Good taste might once have kept such people down, or at least properly mocked. But now….?
The racket itself, and the need to please with ready soundbites, instant “expert” analysis, and the steady churning out of commentary that often does not accompany, but rather prevents, periods of uninterrupted far-from-the-madding-crowd study, is a problem.
What are the requirements, what tests are given, for journalists of the pundit-pontificating variety? What minimum standards of general or specific knowledge must be met? Who gave a test to Tom Friedman? To Nicholas Kristof? To so many others, including those whom one may more or less agree with on the matter of Islam, but at the same time one can find unseemly the extent of their hectic entrepreneurial activity, and the organizing of a production-line where others, “mere” researchers or “mere” writers, do most of the real work (but have that “mere” to contend with), while public and final credit is so often taken by the head. This head, this organizer, is no different from many other such organizers in industry, and he can call the shots not because of his greater intellectual abilities, but rather, because of his greater flair for self-promotion and fundraising. Such practices offend. Their practitioners don’t get cold eyes cast on them nearly enough.

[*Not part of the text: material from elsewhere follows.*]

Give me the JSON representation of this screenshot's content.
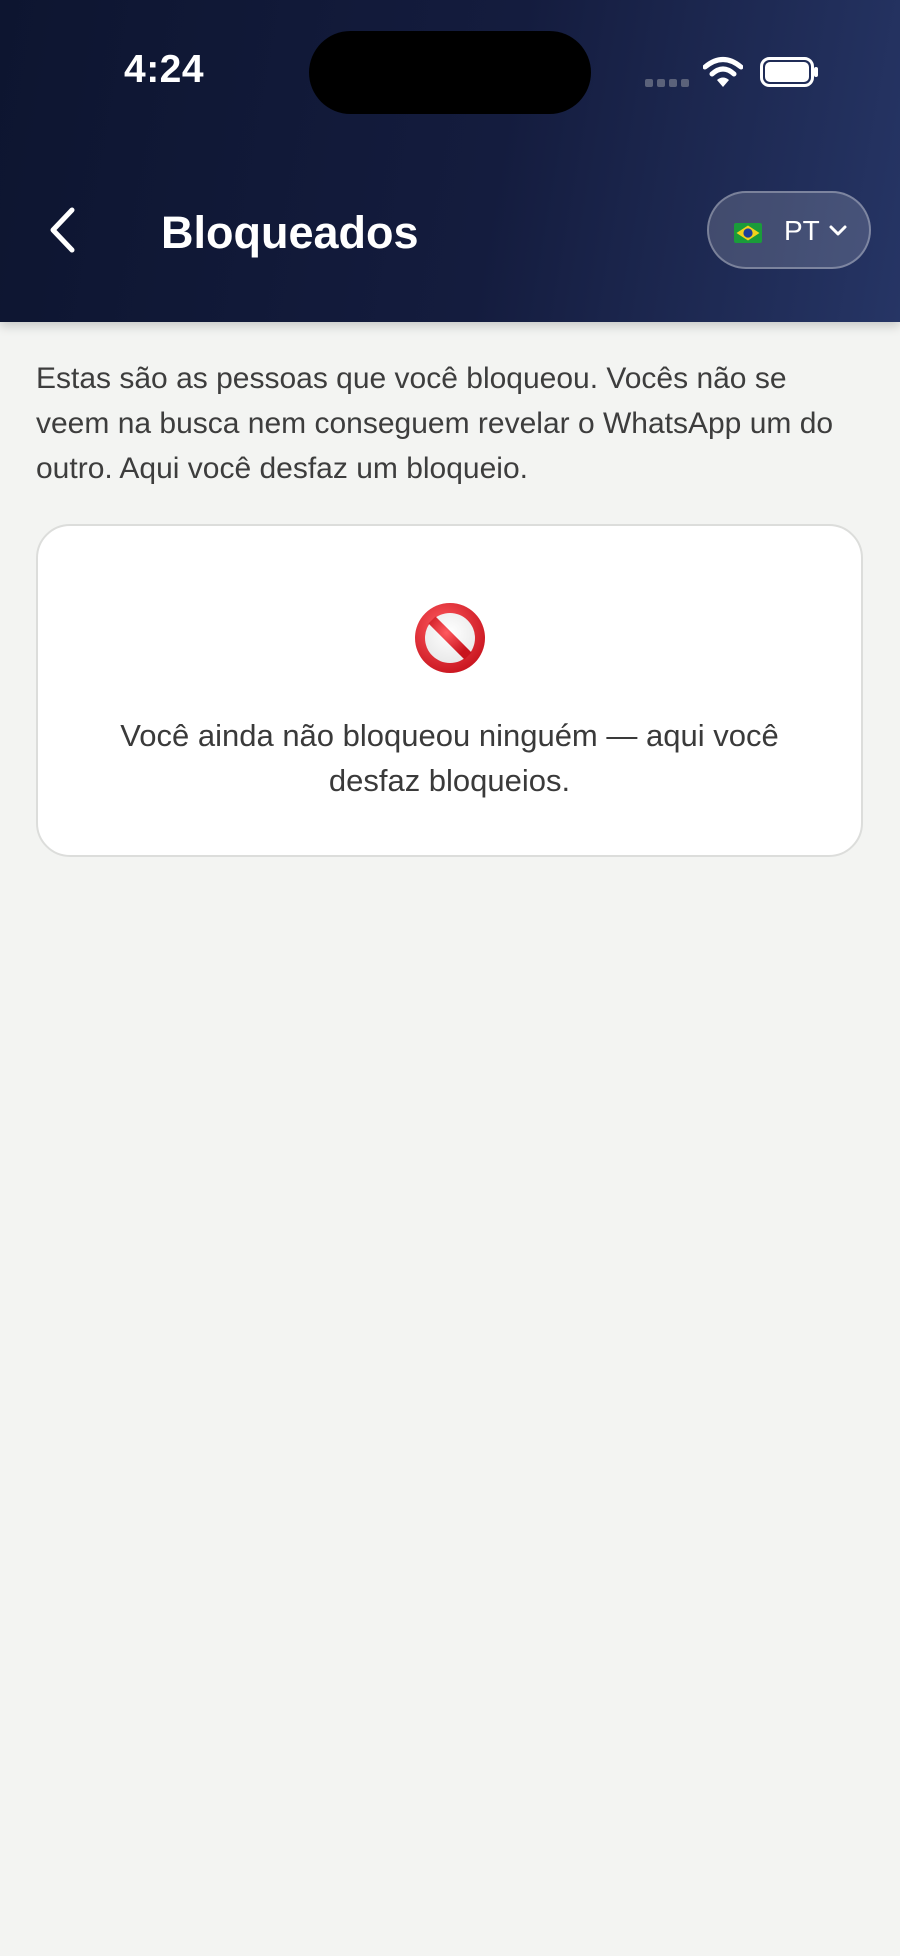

Where he went to school hardly matters. It is what he made, or didn’t, make of it. He’s listening, he tells us with great earnestness, to some tapes right now. The Teaching Company, I presume. Lifetime Learning. Or something. Nothing wrong with that. But if he then assumes that having listened to 20 hours of “Master Teachers” on some subject that that about wraps it up, surely he has another think coming.